Speculation on the mode of action of anti-parasitic medications and herbs for use in rheumatoid arthritis (RA) continues to this day, since the use of Gold Salts, known to have anti-amoebic effects, and Plaquenil (generic name: hydroxychloroquine), originally designed to treat malaria, caused by Plasmodium, a parasitic protozoan. Whether for their immune-modulatory effects or their use as antimicrobials, studies have been conducted on other anti-protozoal herbs, demonstrating therapeutic value for RA, such as artemisinin (in Traditional Chinese Medicine, it is known as qinghao su) that is also used to treat malaria, derived from the plant, Artemisia annua, or sweet wormwood. The following are a selection of studies for the use of a synthetic nitroimidazole antibiotic, called, Ornidazole, commonly used for treating protozoan and anaerobic bacterial infections, that have been found helpful in treating RA.
Rheumatoid arthritis is linked to oral bacteria: etiological association. Mod Rheumatol. 2009;19(5):453-6. doi: 10.1007/s10165-009-0194-9. Epub 2009 June 24.
A prolific researcher of infectious causes for rheumatoid arthritis (RA) and its treatment with antibiotic therapy, at the Division of Rheumatology of Nazilli State Hospital, in Nazilli, Turkey, reviewed the evidence of periodontitis and the role of causative organisms that are directly associated with the etiopathogenesis of RA. Additionally, this researcher states that findings of anerobic bacteria, such as, Porphyromonas gingivalis, Tannerella forsythensis, and Prevotella intermedia that have been identified in RA synovial fluid can be treated with antibiotics, such as ornidazole, levofloxacin, and clarithromycin that have been shown to be effective in RA.
Treatment of rheumatoid arthritis with ornidazole: a randomized, double-blind, placebo-controlled study. Rheumatol Int. 2006 Oct;26(12):1132-7. Epub 2006 Jun 13

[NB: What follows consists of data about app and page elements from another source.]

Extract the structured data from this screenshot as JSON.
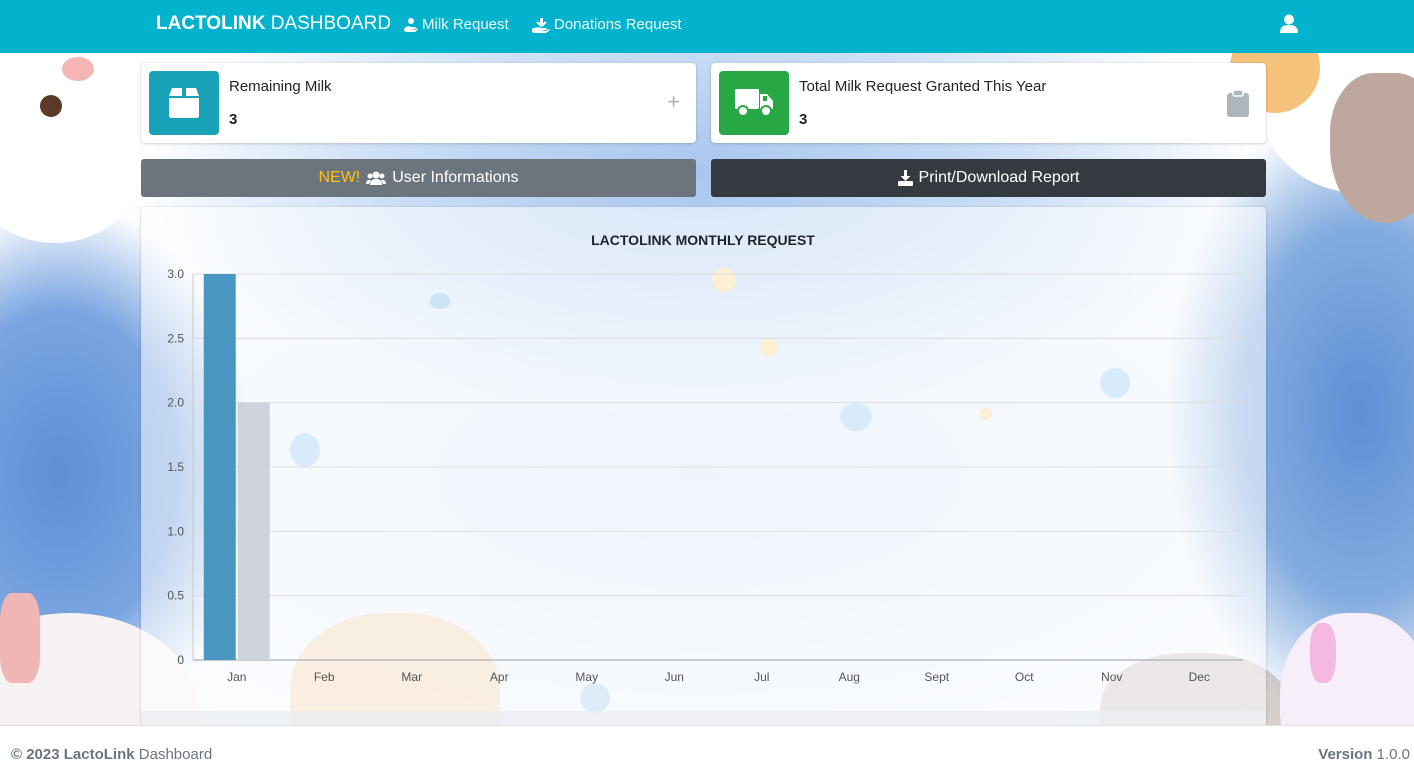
{
  "navbar": {
    "brand_bold": "LACTOLINK",
    "brand_rest": " DASHBOARD",
    "links": [
      {
        "label": "Milk Request",
        "icon": "hand-holding-icon"
      },
      {
        "label": "Donations Request",
        "icon": "hand-donate-icon"
      }
    ],
    "user_icon": "user-icon",
    "color": "#03b3cd"
  },
  "cards": {
    "remaining": {
      "label": "Remaining Milk",
      "value": "3",
      "icon": "box-icon",
      "action": "+",
      "color": "#17a2b8"
    },
    "granted": {
      "label": "Total Milk Request Granted This Year",
      "value": "3",
      "icon": "truck-icon",
      "action_icon": "clipboard-icon",
      "color": "#28a745"
    }
  },
  "buttons": {
    "user_info": {
      "badge": "NEW!",
      "label": "User Informations",
      "icon": "users-icon",
      "color": "#6c757d",
      "badge_color": "#ffc107"
    },
    "report": {
      "label": "Print/Download Report",
      "icon": "download-icon",
      "color": "#343a40"
    }
  },
  "chart_data": {
    "type": "bar",
    "title": "LACTOLINK MONTHLY REQUEST",
    "categories": [
      "Jan",
      "Feb",
      "Mar",
      "Apr",
      "May",
      "Jun",
      "Jul",
      "Aug",
      "Sept",
      "Oct",
      "Nov",
      "Dec"
    ],
    "series": [
      {
        "values": [
          3,
          0,
          0,
          0,
          0,
          0,
          0,
          0,
          0,
          0,
          0,
          0
        ],
        "color": "#4a96c2"
      },
      {
        "values": [
          2,
          0,
          0,
          0,
          0,
          0,
          0,
          0,
          0,
          0,
          0,
          0
        ],
        "color": "#cfd3db"
      }
    ],
    "yticks": [
      "0",
      "0.5",
      "1.0",
      "1.5",
      "2.0",
      "2.5",
      "3.0"
    ],
    "ylim": [
      0,
      3
    ],
    "grid": true
  },
  "footer": {
    "copyright": "© 2023 LactoLink",
    "copyright_rest": " Dashboard",
    "version_label": "Version",
    "version": " 1.0.0"
  }
}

A 3-month, randomized, placebo-controlled, double-blind study, was conducted to evaluate the safety, efficacy and tolerability of the antibiotic, ornidazole, in 160 patients with rheumatoid arthritis (RA). Patients were assigned to 1 of 3 study arms (either 500mg or 1000mg ornidazole, or placebo) and by the end of this brief study, the greatest percentage of patients who achieved the American College of Rheumatology’s (ACR20, ACR50 and ACR70) improvement criteria were those who had been treated with ornidazole, as compared to the placebo group. Significant reductions in symptoms and in measurements of disease activity were evidenced by both patient and physician global assessments. Overall, ornidazole was found to be well tolerated and there were no dose-limiting toxic effects, enabling this researcher to conclude that the antibiotic was safe and efficacious in the treatment of RA.